- Opening Delimiter -
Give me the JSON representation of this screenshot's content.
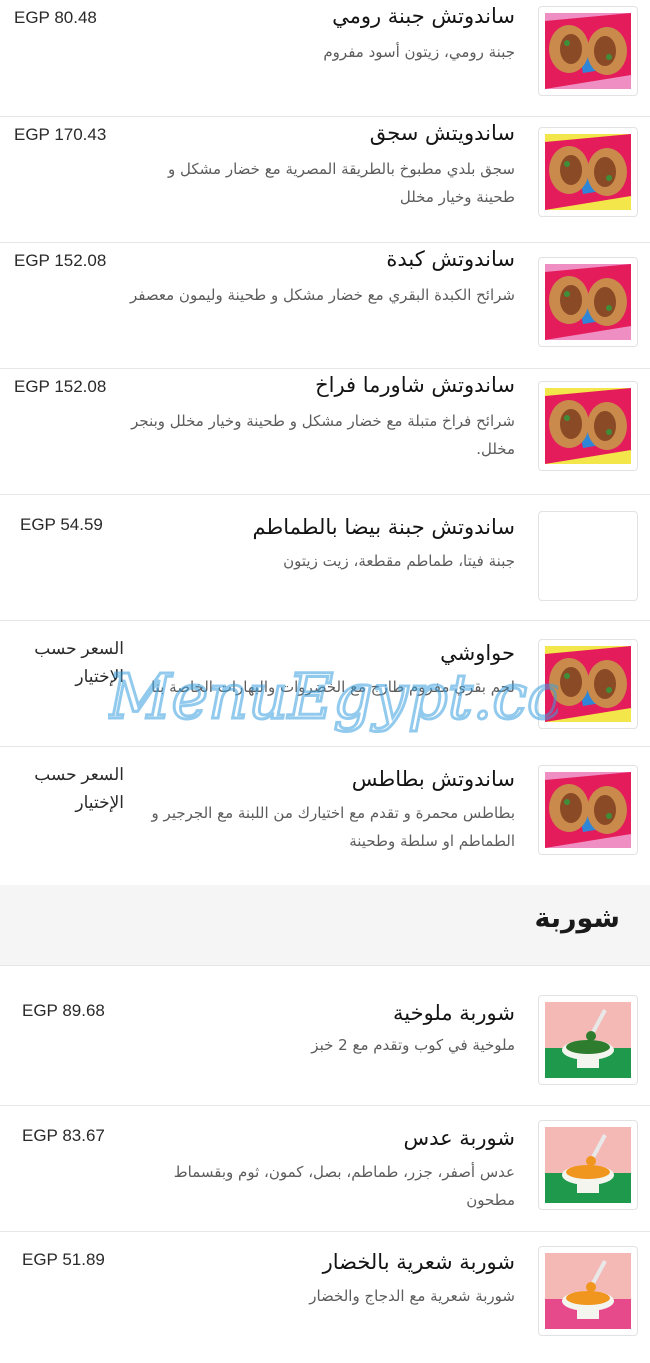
{
  "items": [
    {
      "name": "ساندوتش جبنة رومي",
      "desc": "جبنة رومي، زيتون أسود مفروم",
      "price": "EGP 80.48",
      "image": "sandwich-photo",
      "bg": "#ef8ec3",
      "band": "#e51c5b",
      "accent": "#2f86d6"
    },
    {
      "name": "ساندويتش سجق",
      "desc": "سجق بلدي مطبوخ بالطريقة المصرية مع خضار مشكل و طحينة وخيار مخلل",
      "price": "EGP 170.43",
      "image": "sandwich-photo",
      "bg": "#f2e64a",
      "band": "#e51c5b",
      "accent": "#2f86d6"
    },
    {
      "name": "ساندوتش كبدة",
      "desc": "شرائح الكبدة البقري مع خضار مشكل و طحينة وليمون معصفر",
      "price": "EGP 152.08",
      "image": "sandwich-photo",
      "bg": "#ef8ec3",
      "band": "#e51c5b",
      "accent": "#2f86d6"
    },
    {
      "name": "ساندوتش شاورما فراخ",
      "desc": "شرائح فراخ متبلة مع خضار مشكل و طحينة وخيار مخلل وبنجر مخلل.",
      "price": "EGP 152.08",
      "image": "sandwich-photo",
      "bg": "#f2e64a",
      "band": "#e51c5b",
      "accent": "#2f86d6"
    },
    {
      "name": "ساندوتش جبنة بيضا بالطماطم",
      "desc": "جبنة فيتا، طماطم مقطعة، زيت زيتون",
      "price": "EGP 54.59",
      "image": "",
      "bg": "",
      "band": "",
      "accent": ""
    },
    {
      "name": "حواوشي",
      "desc": "لحم بقري مفروم طازج مع الخضروات والبهارات الخاصة بنا",
      "price": "السعر حسب الإختيار",
      "image": "sandwich-photo",
      "bg": "#f2e64a",
      "band": "#e51c5b",
      "accent": "#2f86d6"
    },
    {
      "name": "ساندوتش بطاطس",
      "desc": "بطاطس محمرة و تقدم مع اختيارك من اللبنة مع الجرجير و الطماطم او سلطة وطحينة",
      "price": "السعر حسب الإختيار",
      "image": "sandwich-photo",
      "bg": "#ef8ec3",
      "band": "#e51c5b",
      "accent": "#2f86d6"
    }
  ],
  "section": {
    "title": "شوربة"
  },
  "soups": [
    {
      "name": "شوربة ملوخية",
      "desc": "ملوخية في كوب وتقدم مع 2 خبز",
      "price": "EGP 89.68",
      "image": "soup-photo",
      "bg": "#f4b8b5",
      "band": "#1f9a4c",
      "accent": "#2e7d2e"
    },
    {
      "name": "شوربة عدس",
      "desc": "عدس أصفر، جزر، طماطم، بصل، كمون، ثوم وبقسماط مطحون",
      "price": "EGP 83.67",
      "image": "soup-photo",
      "bg": "#f4b8b5",
      "band": "#1f9a4c",
      "accent": "#f0951e"
    },
    {
      "name": "شوربة شعرية بالخضار",
      "desc": "شوربة شعرية مع الدجاج والخضار",
      "price": "EGP 51.89",
      "image": "soup-photo",
      "bg": "#f4b8b5",
      "band": "#e64a8b",
      "accent": "#f0951e"
    }
  ],
  "watermark": {
    "text": "MenuEgypt.com",
    "color": "#3aa0e0"
  }
}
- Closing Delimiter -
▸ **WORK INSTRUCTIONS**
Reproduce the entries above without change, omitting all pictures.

▸ **ANSWER BOX**
Give me the JSON representation of this screenshot's content.
{
  "items": [
    {
      "name": "ساندوتش جبنة رومي",
      "desc": "جبنة رومي، زيتون أسود مفروم",
      "price": "EGP 80.48",
      "image": "sandwich-photo",
      "bg": "#ef8ec3",
      "band": "#e51c5b",
      "accent": "#2f86d6"
    },
    {
      "name": "ساندويتش سجق",
      "desc": "سجق بلدي مطبوخ بالطريقة المصرية مع خضار مشكل و طحينة وخيار مخلل",
      "price": "EGP 170.43",
      "image": "sandwich-photo",
      "bg": "#f2e64a",
      "band": "#e51c5b",
      "accent": "#2f86d6"
    },
    {
      "name": "ساندوتش كبدة",
      "desc": "شرائح الكبدة البقري مع خضار مشكل و طحينة وليمون معصفر",
      "price": "EGP 152.08",
      "image": "sandwich-photo",
      "bg": "#ef8ec3",
      "band": "#e51c5b",
      "accent": "#2f86d6"
    },
    {
      "name": "ساندوتش شاورما فراخ",
      "desc": "شرائح فراخ متبلة مع خضار مشكل و طحينة وخيار مخلل وبنجر مخلل.",
      "price": "EGP 152.08",
      "image": "sandwich-photo",
      "bg": "#f2e64a",
      "band": "#e51c5b",
      "accent": "#2f86d6"
    },
    {
      "name": "ساندوتش جبنة بيضا بالطماطم",
      "desc": "جبنة فيتا، طماطم مقطعة، زيت زيتون",
      "price": "EGP 54.59",
      "image": "",
      "bg": "",
      "band": "",
      "accent": ""
    },
    {
      "name": "حواوشي",
      "desc": "لحم بقري مفروم طازج مع الخضروات والبهارات الخاصة بنا",
      "price": "السعر حسب الإختيار",
      "image": "sandwich-photo",
      "bg": "#f2e64a",
      "band": "#e51c5b",
      "accent": "#2f86d6"
    },
    {
      "name": "ساندوتش بطاطس",
      "desc": "بطاطس محمرة و تقدم مع اختيارك من اللبنة مع الجرجير و الطماطم او سلطة وطحينة",
      "price": "السعر حسب الإختيار",
      "image": "sandwich-photo",
      "bg": "#ef8ec3",
      "band": "#e51c5b",
      "accent": "#2f86d6"
    }
  ],
  "section": {
    "title": "شوربة"
  },
  "soups": [
    {
      "name": "شوربة ملوخية",
      "desc": "ملوخية في كوب وتقدم مع 2 خبز",
      "price": "EGP 89.68",
      "image": "soup-photo",
      "bg": "#f4b8b5",
      "band": "#1f9a4c",
      "accent": "#2e7d2e"
    },
    {
      "name": "شوربة عدس",
      "desc": "عدس أصفر، جزر، طماطم، بصل، كمون، ثوم وبقسماط مطحون",
      "price": "EGP 83.67",
      "image": "soup-photo",
      "bg": "#f4b8b5",
      "band": "#1f9a4c",
      "accent": "#f0951e"
    },
    {
      "name": "شوربة شعرية بالخضار",
      "desc": "شوربة شعرية مع الدجاج والخضار",
      "price": "EGP 51.89",
      "image": "soup-photo",
      "bg": "#f4b8b5",
      "band": "#e64a8b",
      "accent": "#f0951e"
    }
  ],
  "watermark": {
    "text": "MenuEgypt.com",
    "color": "#3aa0e0"
  }
}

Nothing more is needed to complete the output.